The U.S. Department of Agriculture and St. Petersburg State University have partnered to create a new website that offers geographic distributions of 100 crops, 640 crop threats and 560 wild crop relatives in Russia and neighboring countries.
The maps, which are downloadable, allow layering of data — so scientists can overlay, say, major wheat production centers with concentrations of Russian wheat aphids, a crop pest.
The idea behind the Internet-based, bilingual maps, collectively called AgroAtlas, is to promote world food security — with specific attention to nations who were a part of the former Soviet Union.
Many of these countries seek to broaden their agricultural base, and the maps intend to be one technological tool to achieve that. They can determine where foreign crops can successfully grow and, on the flip side, identify foreign pests, pathogens or weeds that could harm local crops.
Led by USDA plant geneticist Stephanie Greene and St. Petersburg State University scientist Alexandr Afonin, the project also aims to help students learn how to use geographic information system, or GIS, resources.
Interestingly, AgroAtlas maps of climate, environment and other data can be integrated with computer models to assess the potential impact of climate change on the future distribution of crops, pests, and crop wild relatives.
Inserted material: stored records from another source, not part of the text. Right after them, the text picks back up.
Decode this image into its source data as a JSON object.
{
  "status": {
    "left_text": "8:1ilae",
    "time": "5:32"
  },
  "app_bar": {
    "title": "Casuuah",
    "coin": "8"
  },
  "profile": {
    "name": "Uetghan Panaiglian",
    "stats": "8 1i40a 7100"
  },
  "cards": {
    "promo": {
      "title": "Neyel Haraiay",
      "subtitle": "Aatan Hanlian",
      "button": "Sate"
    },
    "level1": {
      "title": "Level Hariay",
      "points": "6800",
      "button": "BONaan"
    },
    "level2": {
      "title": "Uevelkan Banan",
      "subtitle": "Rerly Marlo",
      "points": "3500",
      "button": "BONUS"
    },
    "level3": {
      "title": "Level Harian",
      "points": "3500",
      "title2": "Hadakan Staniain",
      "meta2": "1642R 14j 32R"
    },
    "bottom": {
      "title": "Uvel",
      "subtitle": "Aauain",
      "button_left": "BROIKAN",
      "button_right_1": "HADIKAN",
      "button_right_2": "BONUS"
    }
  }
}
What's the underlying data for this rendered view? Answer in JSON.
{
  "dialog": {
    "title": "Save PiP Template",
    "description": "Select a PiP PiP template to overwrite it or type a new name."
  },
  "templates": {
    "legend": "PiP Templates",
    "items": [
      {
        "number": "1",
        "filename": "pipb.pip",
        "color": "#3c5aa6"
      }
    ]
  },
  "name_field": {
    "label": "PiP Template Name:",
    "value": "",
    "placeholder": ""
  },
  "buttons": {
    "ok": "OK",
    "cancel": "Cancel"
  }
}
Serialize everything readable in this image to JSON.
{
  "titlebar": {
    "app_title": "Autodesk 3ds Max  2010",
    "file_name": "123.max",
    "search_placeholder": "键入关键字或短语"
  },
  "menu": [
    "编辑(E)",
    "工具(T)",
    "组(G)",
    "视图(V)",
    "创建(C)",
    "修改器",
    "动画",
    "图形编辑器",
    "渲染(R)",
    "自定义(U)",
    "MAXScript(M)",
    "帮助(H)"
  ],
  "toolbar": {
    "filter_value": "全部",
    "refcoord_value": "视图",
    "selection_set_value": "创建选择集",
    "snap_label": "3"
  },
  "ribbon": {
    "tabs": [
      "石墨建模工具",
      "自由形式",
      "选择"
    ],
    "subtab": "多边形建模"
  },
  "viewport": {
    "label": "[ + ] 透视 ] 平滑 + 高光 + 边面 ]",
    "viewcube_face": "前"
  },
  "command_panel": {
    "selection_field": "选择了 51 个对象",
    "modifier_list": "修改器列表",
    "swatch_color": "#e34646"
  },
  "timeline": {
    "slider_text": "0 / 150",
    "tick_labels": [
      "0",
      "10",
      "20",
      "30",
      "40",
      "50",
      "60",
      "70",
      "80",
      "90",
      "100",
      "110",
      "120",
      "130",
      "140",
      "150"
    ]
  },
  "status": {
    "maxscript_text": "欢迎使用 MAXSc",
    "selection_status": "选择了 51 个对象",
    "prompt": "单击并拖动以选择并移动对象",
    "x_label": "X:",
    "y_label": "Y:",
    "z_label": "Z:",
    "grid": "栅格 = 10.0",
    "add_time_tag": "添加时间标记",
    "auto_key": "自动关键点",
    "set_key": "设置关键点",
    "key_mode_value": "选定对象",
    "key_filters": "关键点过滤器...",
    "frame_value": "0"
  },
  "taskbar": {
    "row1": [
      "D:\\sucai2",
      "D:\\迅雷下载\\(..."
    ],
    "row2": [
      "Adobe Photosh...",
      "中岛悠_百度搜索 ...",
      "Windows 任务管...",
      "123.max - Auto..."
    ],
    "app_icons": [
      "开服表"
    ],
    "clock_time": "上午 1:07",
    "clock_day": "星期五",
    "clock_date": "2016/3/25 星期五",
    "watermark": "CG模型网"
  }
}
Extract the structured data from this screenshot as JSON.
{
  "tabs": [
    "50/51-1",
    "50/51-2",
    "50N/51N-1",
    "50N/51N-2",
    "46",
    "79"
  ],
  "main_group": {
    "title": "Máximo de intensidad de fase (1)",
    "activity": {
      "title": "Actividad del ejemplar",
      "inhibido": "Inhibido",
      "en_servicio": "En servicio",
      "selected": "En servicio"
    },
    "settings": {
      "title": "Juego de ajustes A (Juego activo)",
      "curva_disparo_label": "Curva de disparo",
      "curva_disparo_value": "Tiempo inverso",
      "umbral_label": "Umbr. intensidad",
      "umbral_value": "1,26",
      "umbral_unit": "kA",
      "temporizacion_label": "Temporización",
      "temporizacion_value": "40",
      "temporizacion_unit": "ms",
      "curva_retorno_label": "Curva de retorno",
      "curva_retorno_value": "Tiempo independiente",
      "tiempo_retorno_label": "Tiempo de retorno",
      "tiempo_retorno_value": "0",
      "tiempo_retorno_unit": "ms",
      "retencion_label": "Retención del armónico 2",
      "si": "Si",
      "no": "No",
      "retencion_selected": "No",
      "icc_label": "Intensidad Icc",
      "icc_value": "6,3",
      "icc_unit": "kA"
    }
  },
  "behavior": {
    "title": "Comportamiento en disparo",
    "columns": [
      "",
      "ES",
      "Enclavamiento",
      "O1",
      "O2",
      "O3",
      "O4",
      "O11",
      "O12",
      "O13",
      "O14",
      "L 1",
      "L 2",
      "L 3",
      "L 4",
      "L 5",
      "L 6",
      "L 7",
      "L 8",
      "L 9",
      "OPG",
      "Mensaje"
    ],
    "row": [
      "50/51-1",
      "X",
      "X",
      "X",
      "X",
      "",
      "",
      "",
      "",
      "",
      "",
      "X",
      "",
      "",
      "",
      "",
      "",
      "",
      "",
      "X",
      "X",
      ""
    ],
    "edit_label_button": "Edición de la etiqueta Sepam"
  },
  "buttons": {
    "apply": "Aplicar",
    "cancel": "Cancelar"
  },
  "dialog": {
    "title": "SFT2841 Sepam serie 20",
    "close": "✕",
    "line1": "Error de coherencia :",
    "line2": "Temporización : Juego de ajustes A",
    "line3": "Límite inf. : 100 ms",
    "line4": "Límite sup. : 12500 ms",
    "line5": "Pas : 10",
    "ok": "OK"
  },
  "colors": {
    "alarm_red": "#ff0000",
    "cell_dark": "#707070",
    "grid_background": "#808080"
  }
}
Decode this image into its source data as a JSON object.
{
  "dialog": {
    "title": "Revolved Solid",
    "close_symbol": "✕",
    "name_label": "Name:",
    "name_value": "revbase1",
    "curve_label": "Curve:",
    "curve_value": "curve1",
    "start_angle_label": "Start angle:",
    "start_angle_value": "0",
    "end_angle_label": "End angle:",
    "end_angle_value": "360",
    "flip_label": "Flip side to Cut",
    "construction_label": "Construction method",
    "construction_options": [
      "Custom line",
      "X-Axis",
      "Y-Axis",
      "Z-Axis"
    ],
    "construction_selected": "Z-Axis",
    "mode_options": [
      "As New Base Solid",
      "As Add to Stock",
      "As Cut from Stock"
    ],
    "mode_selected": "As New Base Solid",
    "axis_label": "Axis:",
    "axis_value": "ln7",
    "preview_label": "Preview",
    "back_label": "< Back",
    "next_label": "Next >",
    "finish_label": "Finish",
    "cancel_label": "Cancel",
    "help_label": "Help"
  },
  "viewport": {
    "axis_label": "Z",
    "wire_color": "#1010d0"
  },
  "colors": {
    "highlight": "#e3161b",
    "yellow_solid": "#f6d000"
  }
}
The project first came about as a successful proposal made in 2003.